INSTRUCTIONS FOR THE TASK
Using the listing below, keep only the lines with the word "Read" and copy them.
━━━━━━━━━━
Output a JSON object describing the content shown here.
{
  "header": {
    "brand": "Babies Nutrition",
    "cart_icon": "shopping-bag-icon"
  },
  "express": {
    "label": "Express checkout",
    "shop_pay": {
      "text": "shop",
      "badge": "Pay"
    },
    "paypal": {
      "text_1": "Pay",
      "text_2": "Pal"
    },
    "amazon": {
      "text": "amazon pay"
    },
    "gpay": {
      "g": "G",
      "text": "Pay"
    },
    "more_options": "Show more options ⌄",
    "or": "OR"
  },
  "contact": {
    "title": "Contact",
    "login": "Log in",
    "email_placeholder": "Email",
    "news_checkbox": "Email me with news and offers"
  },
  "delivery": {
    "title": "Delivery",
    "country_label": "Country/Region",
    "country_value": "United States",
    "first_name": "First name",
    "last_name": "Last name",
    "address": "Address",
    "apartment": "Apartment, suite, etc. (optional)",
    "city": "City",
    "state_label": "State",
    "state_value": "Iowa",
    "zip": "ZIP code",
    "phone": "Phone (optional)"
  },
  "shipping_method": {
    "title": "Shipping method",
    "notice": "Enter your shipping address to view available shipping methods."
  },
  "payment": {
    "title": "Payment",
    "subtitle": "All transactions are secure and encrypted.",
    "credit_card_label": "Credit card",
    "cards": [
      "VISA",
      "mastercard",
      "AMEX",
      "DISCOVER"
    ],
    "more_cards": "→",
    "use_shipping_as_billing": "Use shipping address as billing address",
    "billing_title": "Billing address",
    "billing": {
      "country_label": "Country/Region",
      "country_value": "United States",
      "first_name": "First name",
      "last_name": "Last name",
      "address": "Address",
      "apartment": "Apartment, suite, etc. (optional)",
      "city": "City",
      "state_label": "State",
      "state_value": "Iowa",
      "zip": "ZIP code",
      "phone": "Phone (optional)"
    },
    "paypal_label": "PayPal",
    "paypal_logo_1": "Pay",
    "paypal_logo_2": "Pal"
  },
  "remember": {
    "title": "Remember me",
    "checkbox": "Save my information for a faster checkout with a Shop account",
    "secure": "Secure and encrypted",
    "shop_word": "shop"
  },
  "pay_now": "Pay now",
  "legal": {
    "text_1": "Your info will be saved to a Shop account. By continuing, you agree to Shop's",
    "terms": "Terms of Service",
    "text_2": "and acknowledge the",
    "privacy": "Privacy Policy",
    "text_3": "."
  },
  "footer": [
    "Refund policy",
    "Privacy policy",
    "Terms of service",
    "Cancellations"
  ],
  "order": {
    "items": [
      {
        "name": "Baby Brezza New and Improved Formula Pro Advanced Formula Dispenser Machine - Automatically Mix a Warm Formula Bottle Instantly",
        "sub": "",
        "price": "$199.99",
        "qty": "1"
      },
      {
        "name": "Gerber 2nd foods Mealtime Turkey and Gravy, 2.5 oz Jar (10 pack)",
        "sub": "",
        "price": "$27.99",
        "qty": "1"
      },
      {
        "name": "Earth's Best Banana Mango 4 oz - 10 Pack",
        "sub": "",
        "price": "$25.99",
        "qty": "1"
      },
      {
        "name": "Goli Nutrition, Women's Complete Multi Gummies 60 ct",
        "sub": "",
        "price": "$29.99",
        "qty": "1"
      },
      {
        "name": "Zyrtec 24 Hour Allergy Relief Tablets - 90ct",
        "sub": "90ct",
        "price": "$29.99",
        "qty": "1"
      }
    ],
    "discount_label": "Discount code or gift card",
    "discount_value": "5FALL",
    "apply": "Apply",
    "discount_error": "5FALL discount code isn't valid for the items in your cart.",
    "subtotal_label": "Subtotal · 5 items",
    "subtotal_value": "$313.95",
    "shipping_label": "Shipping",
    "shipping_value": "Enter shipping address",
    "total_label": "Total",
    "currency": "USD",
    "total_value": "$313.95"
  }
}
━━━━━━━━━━
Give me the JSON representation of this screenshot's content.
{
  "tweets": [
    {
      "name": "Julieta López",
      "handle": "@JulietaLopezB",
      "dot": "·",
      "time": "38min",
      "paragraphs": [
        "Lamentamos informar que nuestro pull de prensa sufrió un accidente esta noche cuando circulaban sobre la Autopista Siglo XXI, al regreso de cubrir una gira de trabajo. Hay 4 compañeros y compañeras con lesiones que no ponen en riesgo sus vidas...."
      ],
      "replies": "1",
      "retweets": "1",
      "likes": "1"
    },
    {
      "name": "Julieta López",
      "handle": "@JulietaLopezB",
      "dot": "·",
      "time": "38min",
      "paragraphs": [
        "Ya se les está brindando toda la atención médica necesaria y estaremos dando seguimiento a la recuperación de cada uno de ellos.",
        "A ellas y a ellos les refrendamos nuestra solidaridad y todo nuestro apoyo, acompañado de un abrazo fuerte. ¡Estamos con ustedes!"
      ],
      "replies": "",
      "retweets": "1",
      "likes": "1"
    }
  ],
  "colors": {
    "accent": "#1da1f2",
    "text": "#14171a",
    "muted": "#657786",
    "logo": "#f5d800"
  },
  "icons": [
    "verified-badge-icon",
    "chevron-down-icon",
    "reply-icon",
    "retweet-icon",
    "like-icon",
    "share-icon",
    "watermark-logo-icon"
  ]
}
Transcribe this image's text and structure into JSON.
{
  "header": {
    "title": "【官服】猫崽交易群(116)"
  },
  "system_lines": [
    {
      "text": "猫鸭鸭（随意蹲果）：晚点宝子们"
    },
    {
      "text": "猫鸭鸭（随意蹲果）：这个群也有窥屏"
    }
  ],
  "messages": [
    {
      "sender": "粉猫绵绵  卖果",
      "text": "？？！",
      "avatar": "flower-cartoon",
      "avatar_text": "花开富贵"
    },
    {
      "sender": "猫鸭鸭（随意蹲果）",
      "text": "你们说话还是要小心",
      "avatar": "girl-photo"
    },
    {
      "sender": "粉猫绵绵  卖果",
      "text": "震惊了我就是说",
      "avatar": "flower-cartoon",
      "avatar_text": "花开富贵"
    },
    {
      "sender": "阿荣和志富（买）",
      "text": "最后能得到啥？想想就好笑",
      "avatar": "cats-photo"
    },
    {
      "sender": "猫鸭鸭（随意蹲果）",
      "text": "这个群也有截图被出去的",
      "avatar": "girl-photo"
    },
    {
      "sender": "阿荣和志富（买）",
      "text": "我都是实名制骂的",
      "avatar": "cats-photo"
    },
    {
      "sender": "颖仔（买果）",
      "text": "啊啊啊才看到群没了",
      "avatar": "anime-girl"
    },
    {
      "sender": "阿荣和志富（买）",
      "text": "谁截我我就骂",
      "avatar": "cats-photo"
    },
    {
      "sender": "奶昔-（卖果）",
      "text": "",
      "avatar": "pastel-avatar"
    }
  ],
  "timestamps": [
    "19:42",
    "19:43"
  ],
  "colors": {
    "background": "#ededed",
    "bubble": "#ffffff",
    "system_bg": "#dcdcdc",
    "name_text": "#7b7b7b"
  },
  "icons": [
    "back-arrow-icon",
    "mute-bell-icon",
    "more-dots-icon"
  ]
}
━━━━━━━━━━
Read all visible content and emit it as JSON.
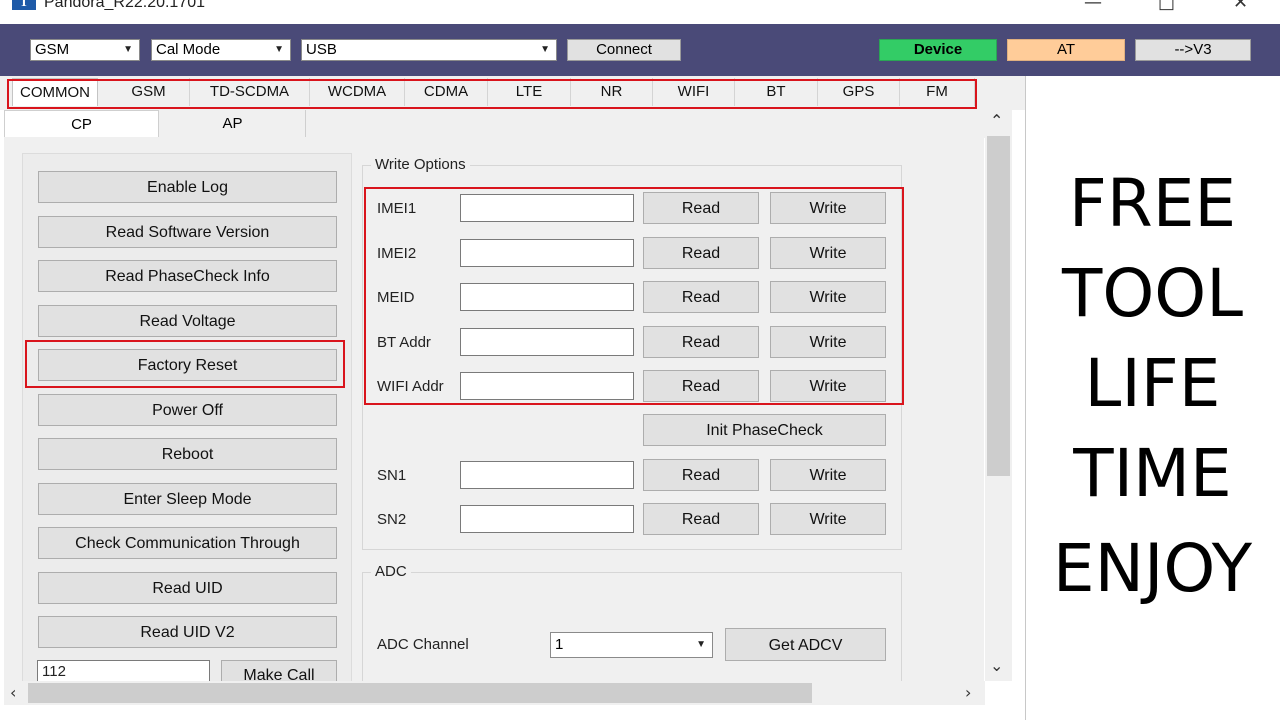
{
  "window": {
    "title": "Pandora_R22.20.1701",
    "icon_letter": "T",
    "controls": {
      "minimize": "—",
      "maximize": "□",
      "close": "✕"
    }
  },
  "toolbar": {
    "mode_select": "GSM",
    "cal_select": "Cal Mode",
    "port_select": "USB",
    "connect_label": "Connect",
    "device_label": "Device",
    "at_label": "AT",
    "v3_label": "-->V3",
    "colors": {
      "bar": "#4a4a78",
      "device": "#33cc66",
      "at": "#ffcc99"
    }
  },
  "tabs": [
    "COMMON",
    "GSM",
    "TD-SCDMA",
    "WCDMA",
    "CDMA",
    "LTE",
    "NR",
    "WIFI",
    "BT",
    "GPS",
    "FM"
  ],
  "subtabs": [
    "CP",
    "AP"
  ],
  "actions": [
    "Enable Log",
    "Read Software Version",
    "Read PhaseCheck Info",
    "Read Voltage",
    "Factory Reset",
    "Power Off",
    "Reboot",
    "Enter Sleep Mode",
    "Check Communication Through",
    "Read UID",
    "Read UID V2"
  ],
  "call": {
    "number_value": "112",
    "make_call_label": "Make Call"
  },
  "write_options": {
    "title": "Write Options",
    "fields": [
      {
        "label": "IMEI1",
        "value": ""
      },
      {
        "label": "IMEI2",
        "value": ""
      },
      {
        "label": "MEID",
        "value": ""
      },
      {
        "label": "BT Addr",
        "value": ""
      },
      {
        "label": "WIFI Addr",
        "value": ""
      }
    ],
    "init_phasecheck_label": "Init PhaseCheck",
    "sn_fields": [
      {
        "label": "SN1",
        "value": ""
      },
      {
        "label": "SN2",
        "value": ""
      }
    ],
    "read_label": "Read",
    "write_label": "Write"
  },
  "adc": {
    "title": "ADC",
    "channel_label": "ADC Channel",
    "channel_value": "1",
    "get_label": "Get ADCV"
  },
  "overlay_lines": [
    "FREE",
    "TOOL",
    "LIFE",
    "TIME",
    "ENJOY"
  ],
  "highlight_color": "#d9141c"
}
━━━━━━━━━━
TASK ANSWER
Read all visible content and emit it as JSON.
    "Read Software Version",
    "Read PhaseCheck Info",
    "Read Voltage",
    "Read UID",
    "Read UID V2"
    "read_label": "Read",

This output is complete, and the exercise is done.